** WORK TO BE COMPLETED **
Please return all lines from the records below that include the string "this".

** INPUT RECORDS **
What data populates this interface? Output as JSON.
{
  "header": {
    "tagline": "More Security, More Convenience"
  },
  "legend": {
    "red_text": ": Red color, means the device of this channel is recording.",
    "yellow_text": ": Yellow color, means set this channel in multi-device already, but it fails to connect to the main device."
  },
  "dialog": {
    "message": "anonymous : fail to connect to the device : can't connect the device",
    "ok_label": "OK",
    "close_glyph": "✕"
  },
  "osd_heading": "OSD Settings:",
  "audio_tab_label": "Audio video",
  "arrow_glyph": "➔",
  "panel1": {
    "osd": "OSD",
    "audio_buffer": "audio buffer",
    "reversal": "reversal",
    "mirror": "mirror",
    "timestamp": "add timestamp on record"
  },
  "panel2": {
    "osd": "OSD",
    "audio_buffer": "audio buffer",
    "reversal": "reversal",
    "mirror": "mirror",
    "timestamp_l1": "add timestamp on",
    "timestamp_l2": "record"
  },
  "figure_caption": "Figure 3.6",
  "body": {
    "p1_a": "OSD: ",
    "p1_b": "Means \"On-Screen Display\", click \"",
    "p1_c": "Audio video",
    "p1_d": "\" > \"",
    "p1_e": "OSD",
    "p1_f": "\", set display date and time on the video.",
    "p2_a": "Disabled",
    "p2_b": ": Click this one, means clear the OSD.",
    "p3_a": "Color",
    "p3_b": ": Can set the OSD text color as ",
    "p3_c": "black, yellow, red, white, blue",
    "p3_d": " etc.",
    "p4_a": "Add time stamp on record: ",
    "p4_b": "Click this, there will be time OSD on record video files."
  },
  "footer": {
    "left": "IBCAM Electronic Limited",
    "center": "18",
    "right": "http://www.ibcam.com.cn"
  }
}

** WRITTEN ANSWER **
What data populates this interface? Output as JSON.
    "red_text": ": Red color, means the device of this channel is recording.",
    "yellow_text": ": Yellow color, means set this channel in multi-device already, but it fails to connect to the main device."
    "p2_b": ": Click this one, means clear the OSD.",
    "p4_b": "Click this, there will be time OSD on record video files."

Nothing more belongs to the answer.